#### Directions for this task:
Print every entry exactly as it appears, but skip the pictures.

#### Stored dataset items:
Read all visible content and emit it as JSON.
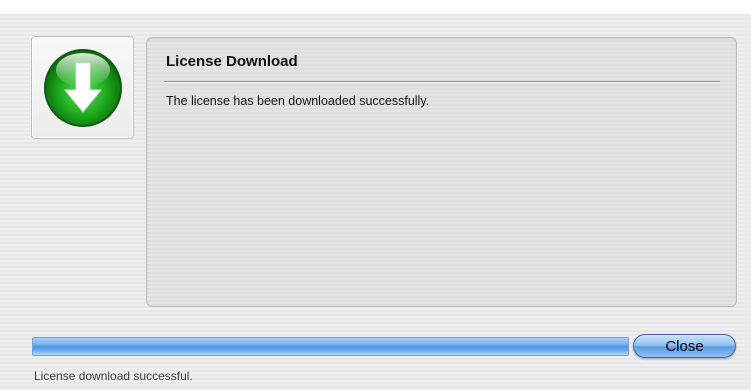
{
  "dialog": {
    "icon": "download-arrow-icon",
    "title": "License Download",
    "message": "The license has been downloaded successfully."
  },
  "progress": {
    "value_percent": 100,
    "color": "#4f93e6"
  },
  "actions": {
    "close_label": "Close"
  },
  "status": {
    "text": "License download successful."
  }
}
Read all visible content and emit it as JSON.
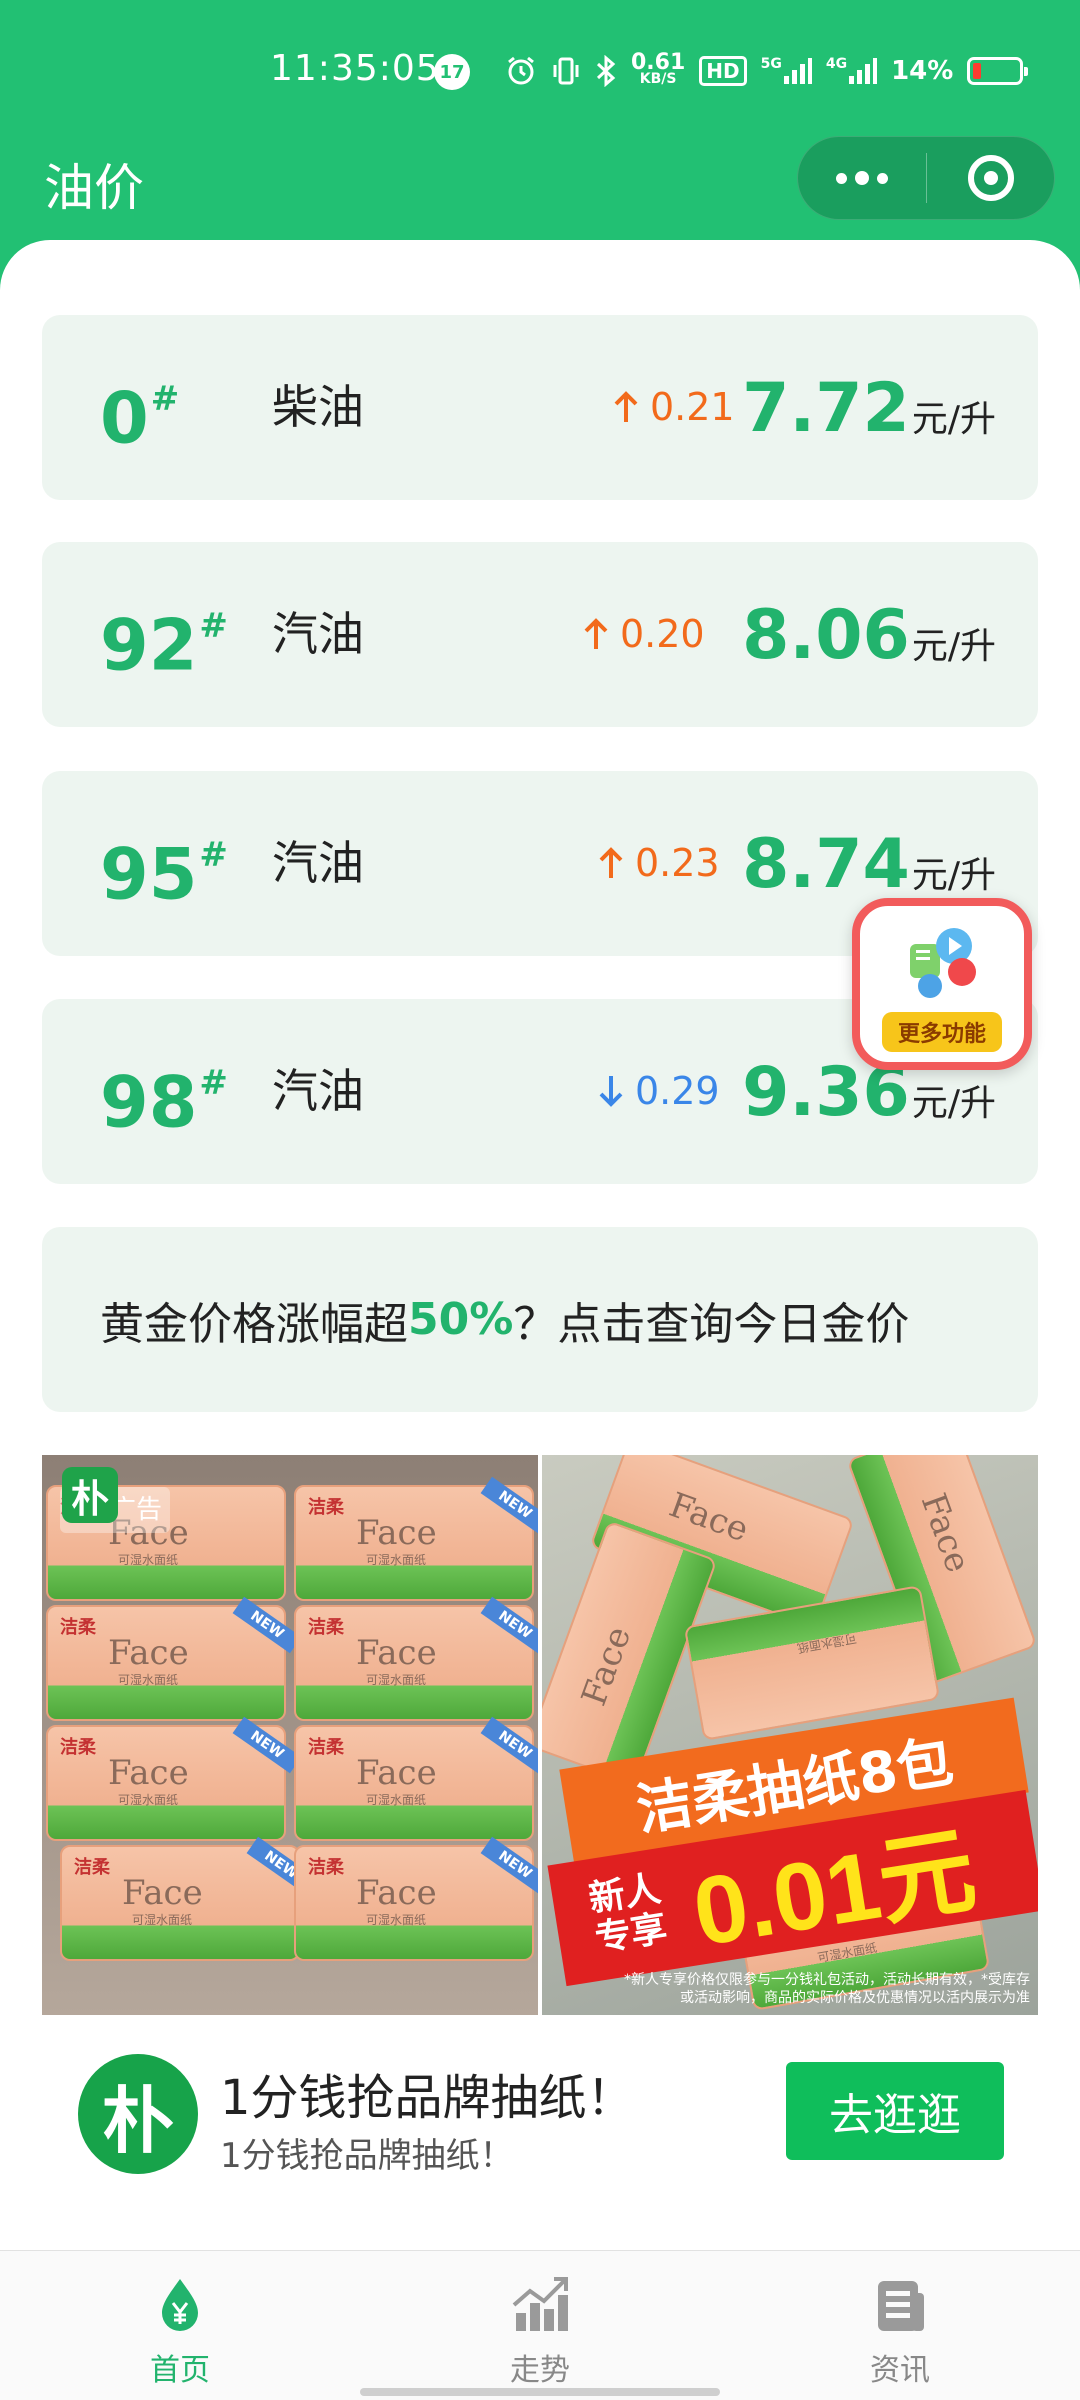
{
  "status_bar": {
    "time": "11:35:05",
    "notification_count": "17",
    "net_speed_value": "0.61",
    "net_speed_unit": "KB/S",
    "hd_label": "HD",
    "signal1": "5G",
    "signal2": "4G",
    "battery_pct": "14%"
  },
  "header": {
    "title": "油价"
  },
  "prices": [
    {
      "grade": "0",
      "fuel": "柴油",
      "direction": "up",
      "change": "0.21",
      "price": "7.72",
      "unit": "元/升"
    },
    {
      "grade": "92",
      "fuel": "汽油",
      "direction": "up",
      "change": "0.20",
      "price": "8.06",
      "unit": "元/升"
    },
    {
      "grade": "95",
      "fuel": "汽油",
      "direction": "up",
      "change": "0.23",
      "price": "8.74",
      "unit": "元/升"
    },
    {
      "grade": "98",
      "fuel": "汽油",
      "direction": "down",
      "change": "0.29",
      "price": "9.36",
      "unit": "元/升"
    }
  ],
  "grade_mark": "#",
  "gold_banner": {
    "prefix": "黄金价格涨幅超",
    "pct": "50%",
    "suffix": "？点击查询今日金价"
  },
  "float_button": {
    "label": "更多功能"
  },
  "ad": {
    "tag": "广告",
    "logo_char": "朴",
    "pack_brand": "洁柔",
    "pack_face": "Face",
    "pack_sub": "可湿水面纸",
    "pack_new": "NEW",
    "promo_line1": "洁柔抽纸8包",
    "promo_newbie": "新人专享",
    "promo_price": "0.01元",
    "promo_fine": "*新人专享价格仅限参与一分钱礼包活动，活动长期有效，*受库存或活动影响，商品的实际价格及优惠情况以活内展示为准",
    "title": "1分钱抢品牌抽纸！",
    "subtitle": "1分钱抢品牌抽纸！",
    "cta": "去逛逛"
  },
  "tabs": [
    {
      "label": "首页",
      "icon": "drop-yen-icon",
      "active": true
    },
    {
      "label": "走势",
      "icon": "trend-chart-icon",
      "active": false
    },
    {
      "label": "资讯",
      "icon": "news-icon",
      "active": false
    }
  ],
  "colors": {
    "brand_green": "#22c073",
    "price_green": "#22b36d",
    "up_orange": "#f26a1b",
    "down_blue": "#3a86e8"
  }
}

#### Answer:
Read all visible content and emit it as JSON.
{
  "dialog": {
    "icon": "download-arrow-icon",
    "title": "License Download",
    "message": "The license has been downloaded successfully."
  },
  "progress": {
    "value_percent": 100,
    "color": "#4f93e6"
  },
  "actions": {
    "close_label": "Close"
  },
  "status": {
    "text": "License download successful."
  }
}
Read all visible content and emit it as JSON.
{
  "status_bar": {
    "time": "11:35:05",
    "notification_count": "17",
    "net_speed_value": "0.61",
    "net_speed_unit": "KB/S",
    "hd_label": "HD",
    "signal1": "5G",
    "signal2": "4G",
    "battery_pct": "14%"
  },
  "header": {
    "title": "油价"
  },
  "prices": [
    {
      "grade": "0",
      "fuel": "柴油",
      "direction": "up",
      "change": "0.21",
      "price": "7.72",
      "unit": "元/升"
    },
    {
      "grade": "92",
      "fuel": "汽油",
      "direction": "up",
      "change": "0.20",
      "price": "8.06",
      "unit": "元/升"
    },
    {
      "grade": "95",
      "fuel": "汽油",
      "direction": "up",
      "change": "0.23",
      "price": "8.74",
      "unit": "元/升"
    },
    {
      "grade": "98",
      "fuel": "汽油",
      "direction": "down",
      "change": "0.29",
      "price": "9.36",
      "unit": "元/升"
    }
  ],
  "grade_mark": "#",
  "gold_banner": {
    "prefix": "黄金价格涨幅超",
    "pct": "50%",
    "suffix": "？点击查询今日金价"
  },
  "float_button": {
    "label": "更多功能"
  },
  "ad": {
    "tag": "广告",
    "logo_char": "朴",
    "pack_brand": "洁柔",
    "pack_face": "Face",
    "pack_sub": "可湿水面纸",
    "pack_new": "NEW",
    "promo_line1": "洁柔抽纸8包",
    "promo_newbie": "新人专享",
    "promo_price": "0.01元",
    "promo_fine": "*新人专享价格仅限参与一分钱礼包活动，活动长期有效，*受库存或活动影响，商品的实际价格及优惠情况以活内展示为准",
    "title": "1分钱抢品牌抽纸！",
    "subtitle": "1分钱抢品牌抽纸！",
    "cta": "去逛逛"
  },
  "tabs": [
    {
      "label": "首页",
      "icon": "drop-yen-icon",
      "active": true
    },
    {
      "label": "走势",
      "icon": "trend-chart-icon",
      "active": false
    },
    {
      "label": "资讯",
      "icon": "news-icon",
      "active": false
    }
  ],
  "colors": {
    "brand_green": "#22c073",
    "price_green": "#22b36d",
    "up_orange": "#f26a1b",
    "down_blue": "#3a86e8"
  }
}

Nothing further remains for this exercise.